THE PROBLEM - Please give back every entry in full, word for word, but none of the pictures.
(Beginning of SUPPLIED DATA)
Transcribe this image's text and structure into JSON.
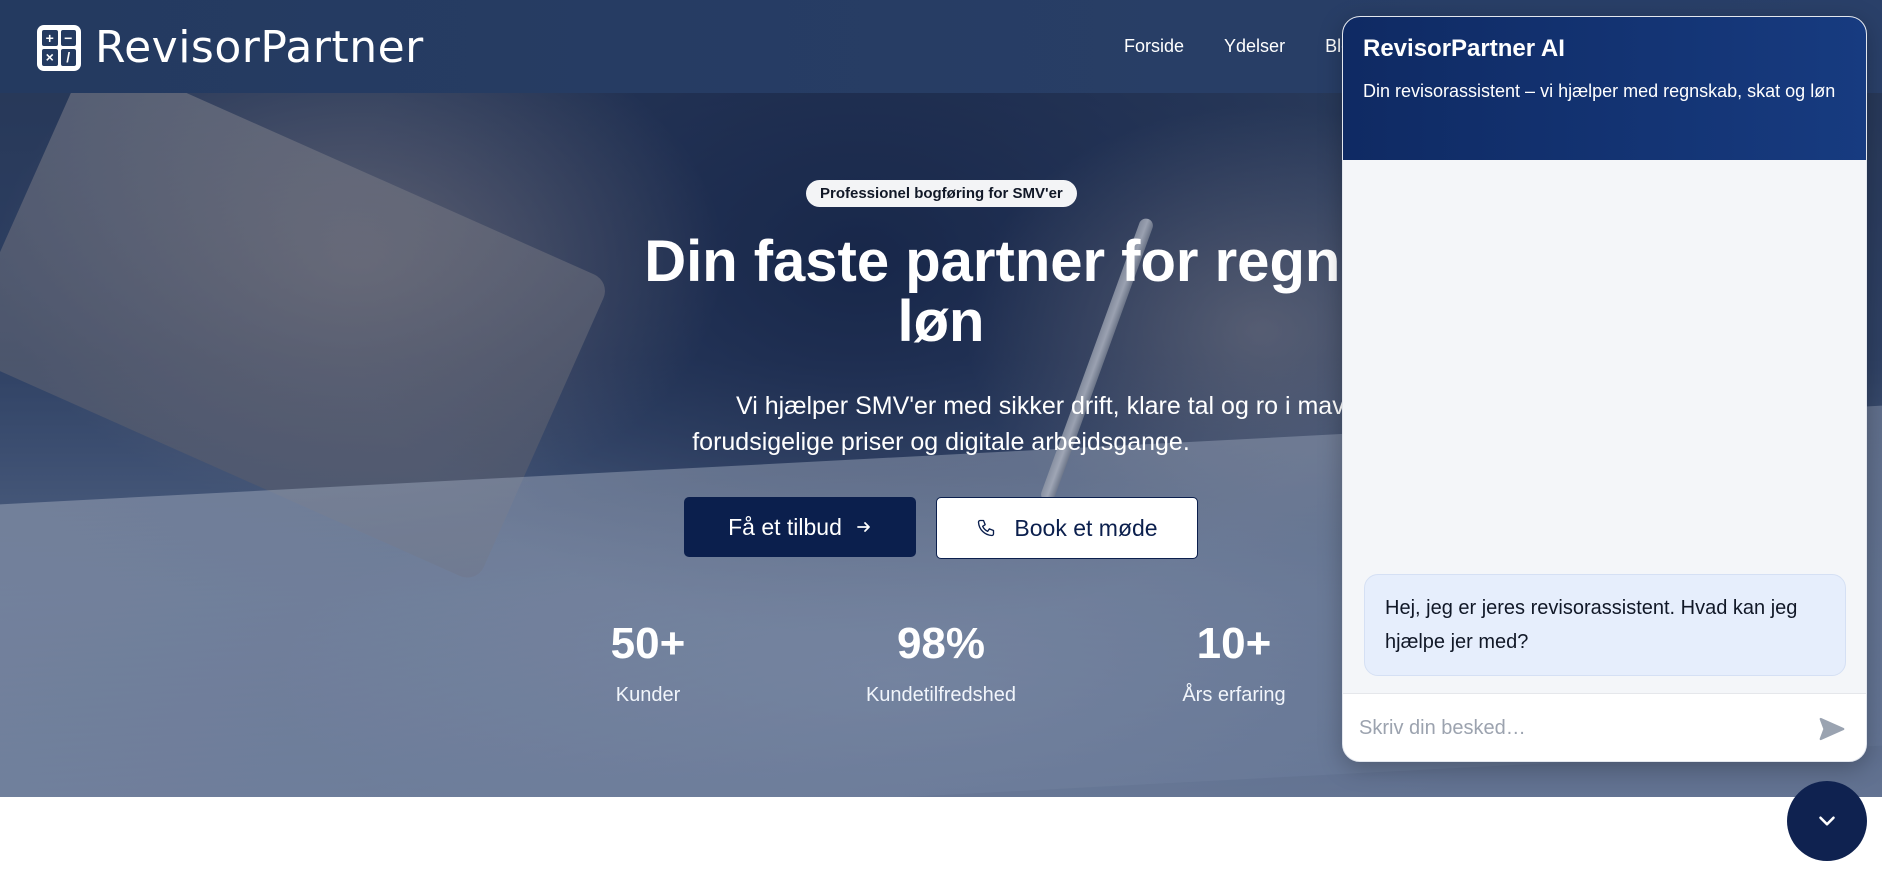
{
  "brand": {
    "name": "RevisorPartner",
    "logo_symbols": [
      "+",
      "−",
      "×",
      "/"
    ]
  },
  "nav": {
    "items": [
      {
        "label": "Forside"
      },
      {
        "label": "Ydelser"
      },
      {
        "label": "Blog"
      }
    ]
  },
  "hero": {
    "badge": "Professionel bogføring for SMV'er",
    "title_line1": "Din faste partner for regnskab, skat og",
    "title_line2": "løn",
    "subtitle_line1": "Vi hjælper SMV'er med sikker drift, klare tal og ro i maven. Fast kontaktperson,",
    "subtitle_line2": "forudsigelige priser og digitale arbejdsgange.",
    "cta_primary": "Få et tilbud",
    "cta_secondary": "Book et møde",
    "stats": [
      {
        "value": "50+",
        "label": "Kunder"
      },
      {
        "value": "98%",
        "label": "Kundetilfredshed"
      },
      {
        "value": "10+",
        "label": "Års erfaring"
      }
    ]
  },
  "chat": {
    "title": "RevisorPartner AI",
    "subtitle": "Din revisorassistent – vi hjælper med regnskab, skat og løn",
    "messages": [
      {
        "role": "assistant",
        "text": "Hej, jeg er jeres revisorassistent. Hvad kan jeg hjælpe jer med?"
      }
    ],
    "input_placeholder": "Skriv din besked…",
    "input_value": ""
  },
  "colors": {
    "navy": "#0b1f4d",
    "nav_bg": "#243a60",
    "chat_header": "#0f2a63",
    "bubble": "#e6eefc"
  }
}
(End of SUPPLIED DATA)
ANSWER -
Transcribe this image's text and structure into JSON.
{
  "brand": {
    "name": "RevisorPartner",
    "logo_symbols": [
      "+",
      "−",
      "×",
      "/"
    ]
  },
  "nav": {
    "items": [
      {
        "label": "Forside"
      },
      {
        "label": "Ydelser"
      },
      {
        "label": "Blog"
      }
    ]
  },
  "hero": {
    "badge": "Professionel bogføring for SMV'er",
    "title_line1": "Din faste partner for regnskab, skat og",
    "title_line2": "løn",
    "subtitle_line1": "Vi hjælper SMV'er med sikker drift, klare tal og ro i maven. Fast kontaktperson,",
    "subtitle_line2": "forudsigelige priser og digitale arbejdsgange.",
    "cta_primary": "Få et tilbud",
    "cta_secondary": "Book et møde",
    "stats": [
      {
        "value": "50+",
        "label": "Kunder"
      },
      {
        "value": "98%",
        "label": "Kundetilfredshed"
      },
      {
        "value": "10+",
        "label": "Års erfaring"
      }
    ]
  },
  "chat": {
    "title": "RevisorPartner AI",
    "subtitle": "Din revisorassistent – vi hjælper med regnskab, skat og løn",
    "messages": [
      {
        "role": "assistant",
        "text": "Hej, jeg er jeres revisorassistent. Hvad kan jeg hjælpe jer med?"
      }
    ],
    "input_placeholder": "Skriv din besked…",
    "input_value": ""
  },
  "colors": {
    "navy": "#0b1f4d",
    "nav_bg": "#243a60",
    "chat_header": "#0f2a63",
    "bubble": "#e6eefc"
  }
}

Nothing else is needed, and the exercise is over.